Many people know the classic symbol of the Christian cross, and what it stands for. The man Jesus was tortured and hung upon one – it's where he uttered the phrase, “Father, into your hands I commit my spirit” before dying. The message that he left with that phrase is one of trust, one of release, and one of acceptance. With this acceptance, he rose to a greater plane – of both understanding and of life. He took that time on the cross, where a man is expected to die and suffer, and not only learned from it... but became better because of it. He took his situation and reversed the circumstances. This is the lesson of the Hanged Man.
On this card we see a man hanging upside-down, dangling from a tree by one foot. He wears a simple blue jumper, red tights, and yellow shoes – the picture of a peasant. His foot is tied to the tree, a rope knotted around his ankle. Most people in this position would be struggling, or at least upset... but the look on the face of the man is one of peace and understanding. The man even has a halo around his head, to note that he is touched by the holy.
The first lesson to be learned from the Hanged Man is that of acceptance. The man isn't struggling, mourning, or even unhappy. He has accepted his fate – he not only hangs from the tree, but he seems to have learned something great and powerful from being there.
A great but mildly complicated message of the Hanged Man is power in sacrifice. By giving away his power to move freely, he has gained a new kind of power and knowledge. We run into these moments in our lives all the time, but very rarely do we accept them with grace. This card may be asking you to stop, take time to think, and sacrifice one good thing for an even greater thing.
Lastly, the Hanged Man asks from us a bit of faith. Not everyone is willing to hang from a tree, sacrificing all free movement. Why should they? How do they know they will gain anything out of it? In order to hang from that tree, we must believe that we will discover more about ourselves and the unknown than we would if we were standing on the ground.
If you've pulled the Hanged Man card in a reading, you'll need to question yourself a bit. What sacrifice could this card be asking of you? Can you have faith that silence and stillness will bring you a great reward? Can you put aside fear to embrace new-found wisdom? Can you accept that there are certain things you simply cannot pursue or do?

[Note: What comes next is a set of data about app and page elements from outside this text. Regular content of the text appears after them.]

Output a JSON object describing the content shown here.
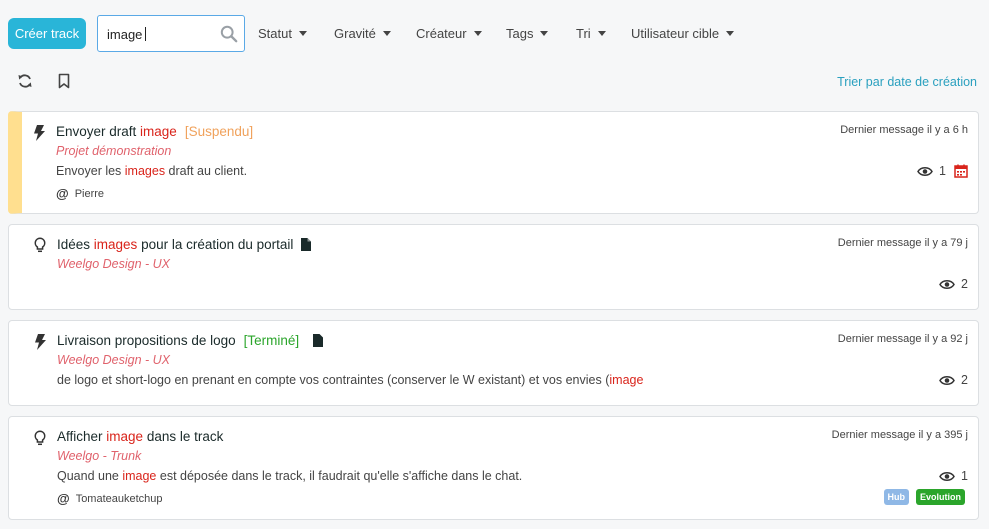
{
  "toolbar": {
    "create_label": "Créer track",
    "search_value": "image",
    "filters": [
      "Statut",
      "Gravité",
      "Créateur",
      "Tags",
      "Tri",
      "Utilisateur cible"
    ],
    "sort_link": "Trier par date de création"
  },
  "tracks": [
    {
      "type_icon": "bolt-icon",
      "title_parts": [
        "Envoyer draft ",
        "image"
      ],
      "status": "[Suspendu]",
      "project": "Projet démonstration",
      "desc_parts": [
        "Envoyer les ",
        "images",
        " draft au client."
      ],
      "author": "Pierre",
      "last_message": "Dernier message il y a 6 h",
      "views": "1"
    },
    {
      "type_icon": "lightbulb-icon",
      "title_parts": [
        "Idées ",
        "images",
        " pour la création du portail"
      ],
      "project": "Weelgo Design - UX",
      "last_message": "Dernier message il y a 79 j",
      "views": "2"
    },
    {
      "type_icon": "bolt-icon",
      "title_parts": [
        "Livraison propositions de logo"
      ],
      "status": "[Terminé]",
      "project": "Weelgo Design - UX",
      "desc_parts": [
        "de logo et short-logo en prenant en compte vos contraintes (conserver le W existant) et vos envies (",
        "image"
      ],
      "last_message": "Dernier message il y a 92 j",
      "views": "2"
    },
    {
      "type_icon": "lightbulb-icon",
      "title_parts": [
        "Afficher ",
        "image",
        " dans le track"
      ],
      "project": "Weelgo - Trunk",
      "desc_parts": [
        "Quand une ",
        "image",
        " est déposée dans le track, il faudrait qu'elle s'affiche dans le chat."
      ],
      "author": "Tomateauketchup",
      "last_message": "Dernier message il y a 395 j",
      "views": "1",
      "tags": [
        "Hub",
        "Evolution"
      ]
    }
  ],
  "colors": {
    "accent": "#29b5d8",
    "highlight": "#d9241b",
    "project": "#e0626c",
    "suspended_bar": "#ffdf8f",
    "tag_hub": "#8fb8e6",
    "tag_evolution": "#2ba52b"
  }
}
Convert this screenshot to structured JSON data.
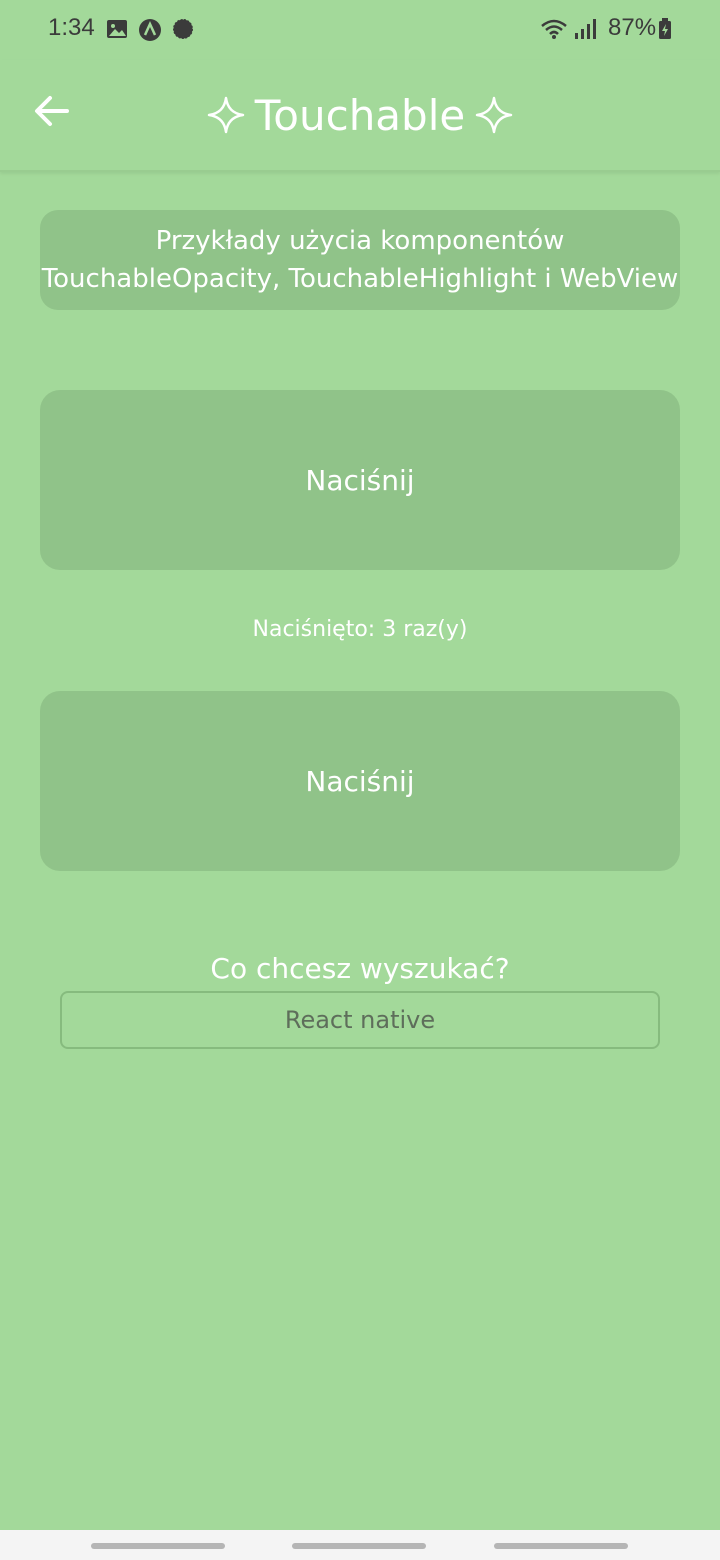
{
  "status_bar": {
    "time": "1:34",
    "battery": "87%",
    "icons": [
      "image-icon",
      "app-a-icon",
      "chat-bubble-icon",
      "wifi-icon",
      "signal-icon",
      "battery-charging-icon"
    ]
  },
  "header": {
    "title": "Touchable",
    "back_icon": "arrow-left-icon",
    "decoration_icon": "sparkle-icon"
  },
  "description": {
    "line1": "Przykłady użycia komponentów",
    "line2": "TouchableOpacity, TouchableHighlight i WebView"
  },
  "buttons": {
    "opacity_label": "Naciśnij",
    "highlight_label": "Naciśnij"
  },
  "counter": {
    "text": "Naciśnięto: 3 raz(y)"
  },
  "search": {
    "label": "Co chcesz wyszukać?",
    "value": "React native",
    "placeholder": ""
  },
  "colors": {
    "background": "#a3d99a",
    "button": "#90c389",
    "text": "#ffffff"
  }
}
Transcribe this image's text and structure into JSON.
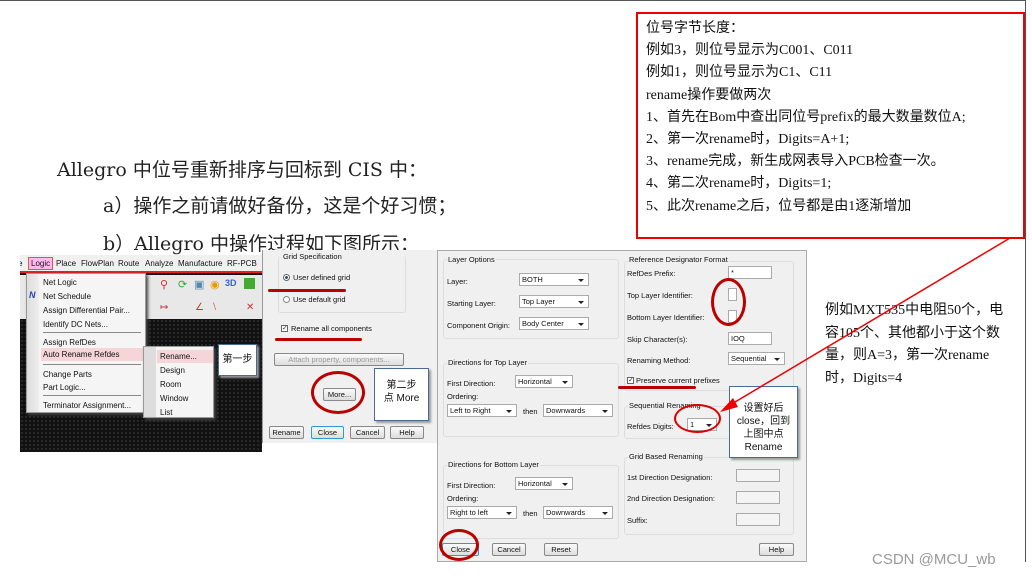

The High Priestess shares very similar knowledge that the Hanged Man has gained through his sacrifice – she, however, has gained knowledge of the beyond, where he has gained both knowledge and faith in the beyond and in himself. There is also a surprising parallel to be made between the Hanged Man and the Strength card – both share in a strength of their own, and both are of a soft, gentile nature. While Strength has a persuasive power, the Hanged Man has a power over himself.